george hancock stefanIn the three Synoptic Gospels (Matthew, Mark, and Luke), a fourth of the text is about Holy Week (Mt. 21-28, Mk 11-16, Luke 19-24).  The gospel writers do not neglect what happened during the three years of Jesus Christ’s ministry, but the focus is on the last week. The writers almost seem to be telling us that everything that has happened had to happen to usher in the last week. This last week tests everyone, including Jesus, as they have never been tested before.

The expectations of the disciples are tested severely during those final days. Judas thought that Jesus would lead a revolution against the Roman Empire and the Iscariots would be in the forefront of the fight. They would overthrow their oppressive regime and restore the glory that Israel had under King David or Solomon, or at least the way things were during the time of the Maccabees. Two people on the way to Emmaus express the same thing when they tell Jesus that “we had hoped that he was the one who was going to redeem Israel” (Luke 24:21).

That last week also tests the allegiance of long-term friendships. On Maundy Thursday, Jesus commands his closest friends and disciples to love one another as He loved them. But as they share a last meal, Judas leaves without having the last fellowship with Jesus Christ. In the Garden of Gethsemane, the disciples fall asleep even though Jesus asked them to stay awake and pray with Him. When they are roughed up by the guard of the chief priest, Mark tells us that “everyone deserted him and fled” (Mark 14:50).  A short time later Peter regains his courage and enters the chief priest’s courtyard. Was he remembering his promise to never abandon Christ, even if it led to death? (Matthew 26:33,35) The high priest’s courtyard becomes the crucible of Peter’s testing. In a short time, he is asked three times about Jesus and each time he denies that he knows him. The crowing of the rooster and the look on Jesus’ face remind him that he has failed and he leaves the courtyard weeping bitterly.

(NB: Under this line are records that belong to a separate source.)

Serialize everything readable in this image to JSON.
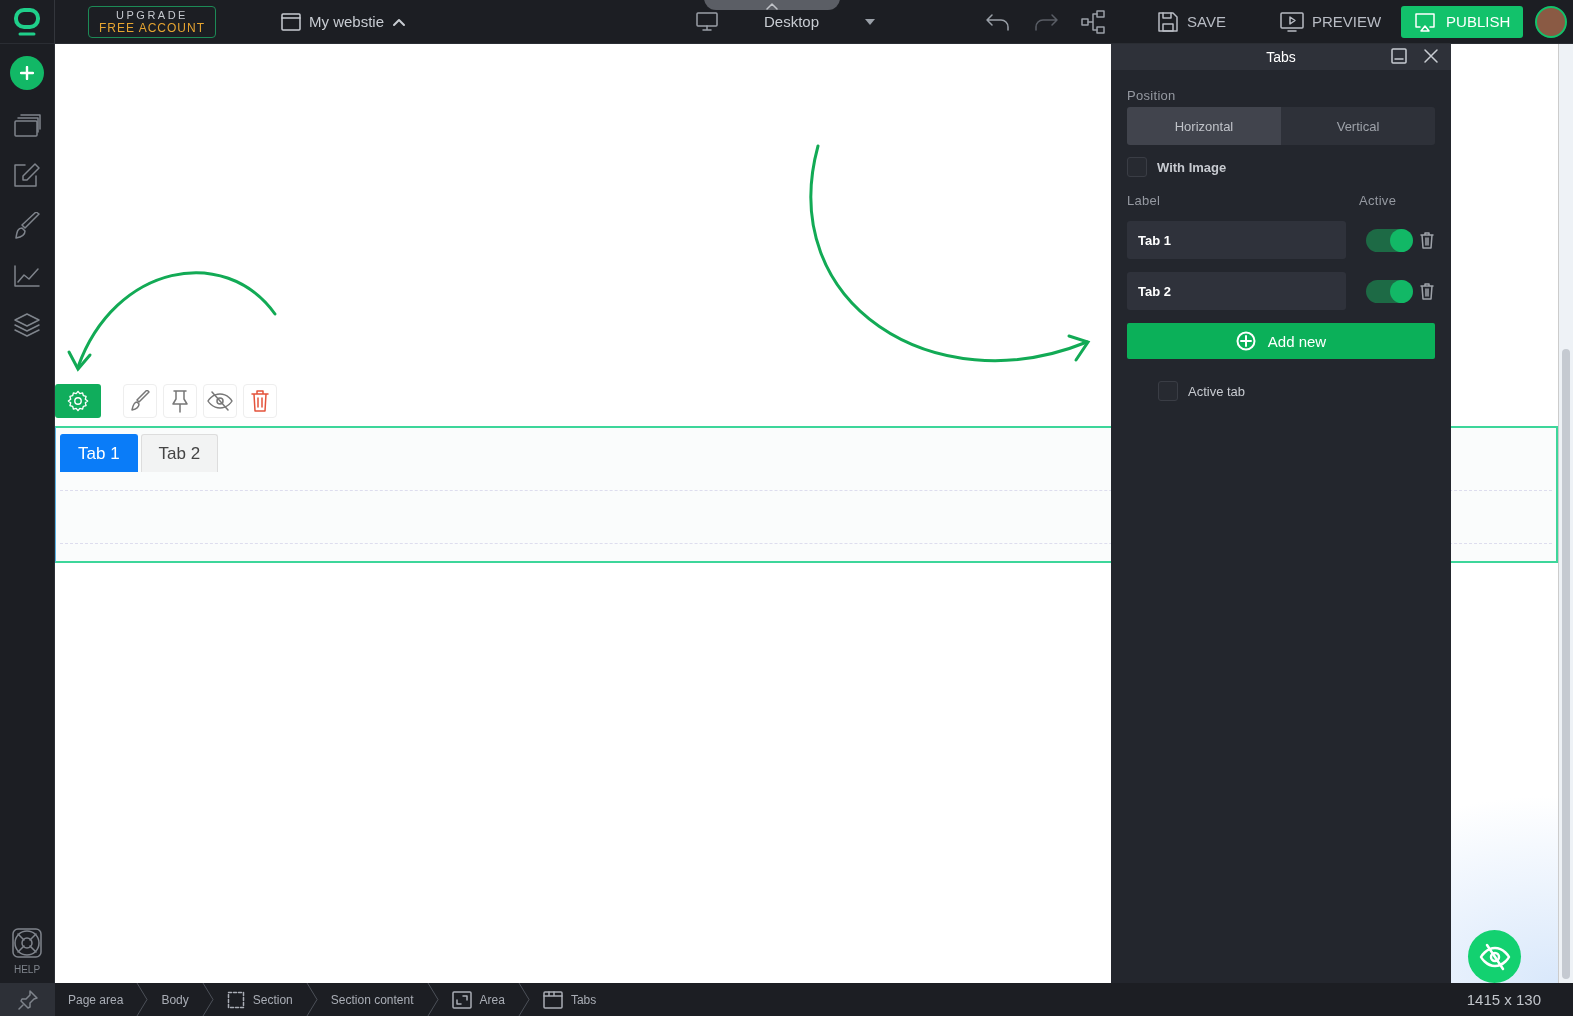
{
  "topbar": {
    "upgrade_top": "UPGRADE",
    "upgrade_bottom": "FREE ACCOUNT",
    "site_name": "My webstie",
    "device": "Desktop",
    "save": "SAVE",
    "preview": "PREVIEW",
    "publish": "PUBLISH"
  },
  "sidebar": {
    "help": "HELP"
  },
  "canvas": {
    "tabs": [
      {
        "label": "Tab 1",
        "selected": true
      },
      {
        "label": "Tab 2",
        "selected": false
      }
    ]
  },
  "panel": {
    "title": "Tabs",
    "position_label": "Position",
    "position_options": [
      {
        "label": "Horizontal",
        "selected": true
      },
      {
        "label": "Vertical",
        "selected": false
      }
    ],
    "with_image": {
      "label": "With Image",
      "checked": false
    },
    "label_header": "Label",
    "active_header": "Active",
    "tab_rows": [
      {
        "value": "Tab 1",
        "on": true
      },
      {
        "value": "Tab 2",
        "on": true
      }
    ],
    "add_button": "Add new",
    "active_tab": {
      "label": "Active tab",
      "checked": false
    }
  },
  "breadcrumbs": [
    {
      "label": "Page area",
      "kind": "plain"
    },
    {
      "label": "Body",
      "kind": "plain"
    },
    {
      "label": "Section",
      "kind": "section"
    },
    {
      "label": "Section content",
      "kind": "plain"
    },
    {
      "label": "Area",
      "kind": "area"
    },
    {
      "label": "Tabs",
      "kind": "tabs"
    }
  ],
  "dimensions": "1415 x 130"
}
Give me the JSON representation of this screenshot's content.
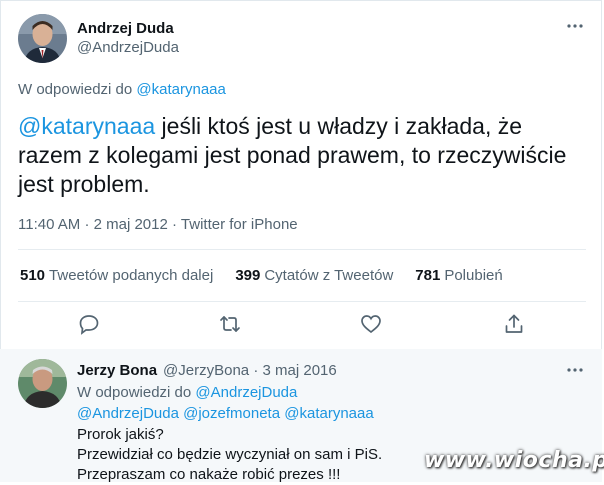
{
  "tweet": {
    "author_name": "Andrzej Duda",
    "author_handle": "@AndrzejDuda",
    "reply_prefix": "W odpowiedzi do",
    "reply_to": "@katarynaaa",
    "text_mention": "@katarynaaa",
    "text_body": " jeśli ktoś jest u władzy i zakłada, że razem z kolegami jest ponad prawem, to rzeczywiście jest problem.",
    "time": "11:40 AM",
    "date": "2 maj 2012",
    "source": "Twitter for iPhone",
    "separator": "·"
  },
  "stats": {
    "retweets_count": "510",
    "retweets_label": "Tweetów podanych dalej",
    "quotes_count": "399",
    "quotes_label": "Cytatów z Tweetów",
    "likes_count": "781",
    "likes_label": "Polubień"
  },
  "actions": [
    "reply-icon",
    "retweet-icon",
    "like-icon",
    "share-icon"
  ],
  "reply": {
    "author_name": "Jerzy Bona",
    "author_handle": "@JerzyBona",
    "separator": "·",
    "date": "3 maj 2016",
    "reply_prefix": "W odpowiedzi do",
    "reply_to": "@AndrzejDuda",
    "mentions": [
      "@AndrzejDuda",
      "@jozefmoneta",
      "@katarynaaa"
    ],
    "lines": [
      "Prorok jakiś?",
      "Przewidział co będzie wyczyniał on sam i PiS.",
      "Przepraszam co nakaże robić prezes !!!"
    ]
  },
  "watermark": "www.wiocha.pl",
  "colors": {
    "link": "#1b95e0",
    "muted": "#536471",
    "reply_bg": "#f5f8fa"
  }
}
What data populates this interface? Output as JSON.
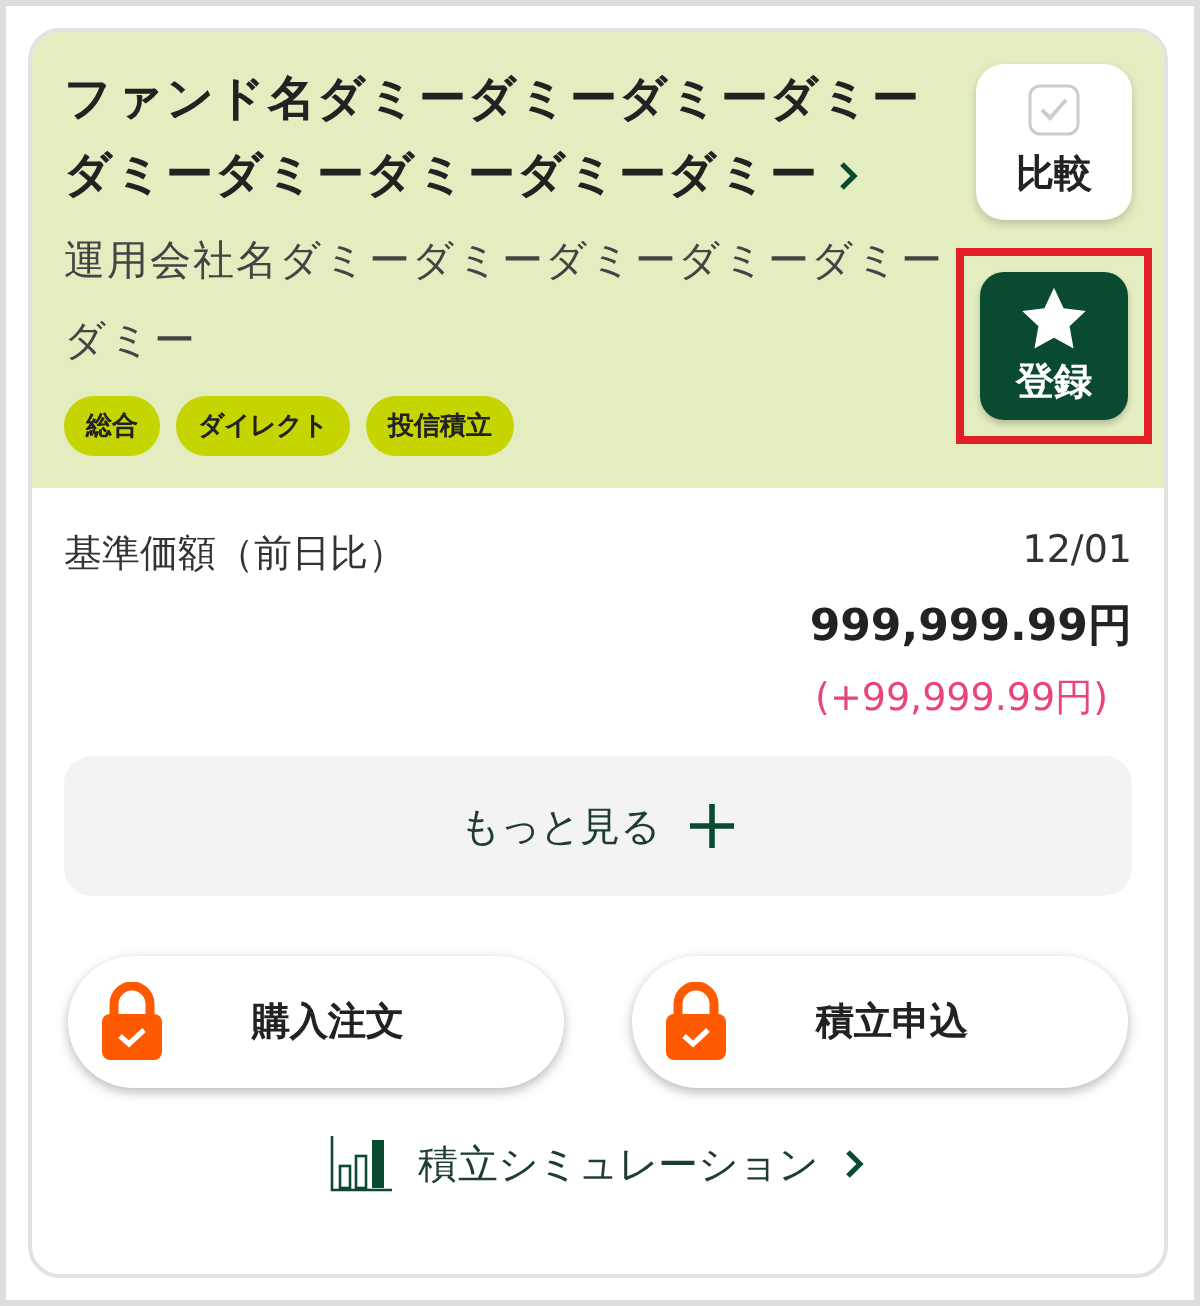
{
  "fund": {
    "name": "ファンド名ダミーダミーダミーダミーダミーダミーダミーダミーダミー",
    "company": "運用会社名ダミーダミーダミーダミーダミーダミー",
    "tags": [
      "総合",
      "ダイレクト",
      "投信積立"
    ]
  },
  "compare": {
    "label": "比較",
    "checked": false
  },
  "register": {
    "label": "登録",
    "highlighted": true
  },
  "price": {
    "label": "基準価額（前日比）",
    "date": "12/01",
    "value": "999,999.99円",
    "change": "(+99,999.99円)"
  },
  "more_button": "もっと見る",
  "actions": [
    "購入注文",
    "積立申込"
  ],
  "simulation_link": "積立シミュレーション"
}
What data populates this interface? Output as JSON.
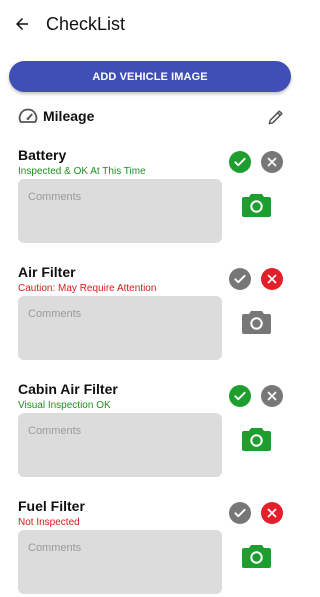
{
  "header": {
    "title": "CheckList"
  },
  "add_vehicle_button": "ADD VEHICLE IMAGE",
  "mileage": {
    "label": "Mileage"
  },
  "colors": {
    "primary": "#3f4fb5",
    "green": "#1e9e2e",
    "red": "#e21f2a",
    "gray": "#777777",
    "status_green": "#1f8f1f",
    "status_red": "#d51b1b"
  },
  "items": [
    {
      "name": "Battery",
      "status": "Inspected & OK At This Time",
      "status_tone": "green",
      "ok_active": true,
      "x_active": false,
      "camera_active": true,
      "comments_placeholder": "Comments"
    },
    {
      "name": "Air Filter",
      "status": "Caution: May Require Attention",
      "status_tone": "red",
      "ok_active": false,
      "x_active": true,
      "camera_active": false,
      "comments_placeholder": "Comments"
    },
    {
      "name": "Cabin Air Filter",
      "status": "Visual Inspection OK",
      "status_tone": "green",
      "ok_active": true,
      "x_active": false,
      "camera_active": true,
      "comments_placeholder": "Comments"
    },
    {
      "name": "Fuel Filter",
      "status": "Not Inspected",
      "status_tone": "red",
      "ok_active": false,
      "x_active": true,
      "camera_active": true,
      "comments_placeholder": "Comments"
    }
  ]
}
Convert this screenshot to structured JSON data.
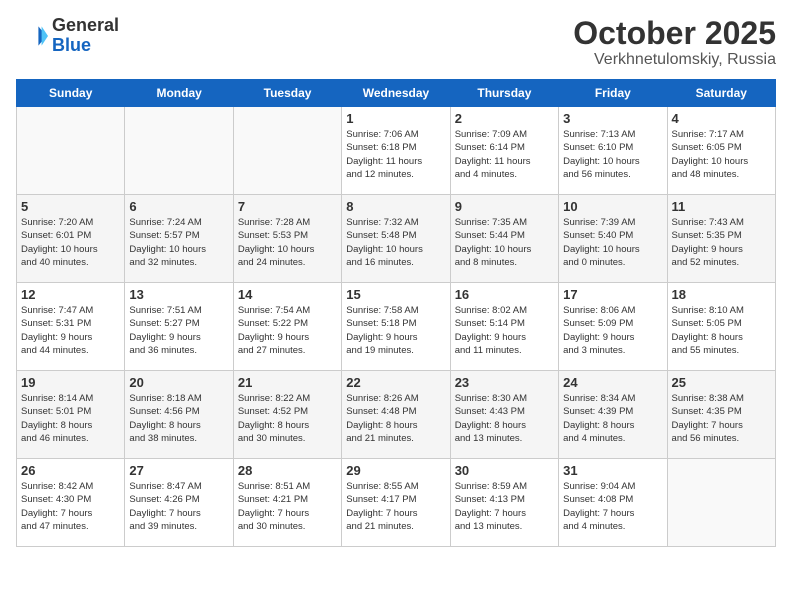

The week holds the greatest test for Jesus himself. The author of Hebrews tells us that Jesus was tempted in every way just as we are (Hebrews 4:15).  The testing of Jesus comes in two waves. The first comes when he asks the Father to take the cup away from him, but he does not complete the sentence. Immediately, he tells his Father that he wants His will instead of his own. The Patristic fathers wrote that Jesus Christ was fully God and fully man and within Christ’s human will, He was tempted to ask for the removal of the cup. But Christ submits his human will to the eternal will of His Father. The second time is when he cries out from the cross, “My God, my God why have you forsaken me!” Theologians call this the great exchange. Paul writes that “God made him who had no sin to be sin for us, so that in him we might become the righteousness of God.” (2 Corinthians 5:21). God has never forsaken His son, but the sinfulness of humanity was so great that the Son of God experiences a part of sinfulness – the feeling that God has forsaken us.

When the centurion declares Jesus dead, all the expectations of his mother Mary and of his disciples vanish. Thomas Paine wrote that “these are the times that try men’s souls,” which resonated with great leaders like Winston Churchill and certainly applies to devoted followers like the apostles. After all of that testing, the result was death. It is Good Friday, it is 3:00 PM, Jesus Christ is dead, and darkness cover the whole land of Judea.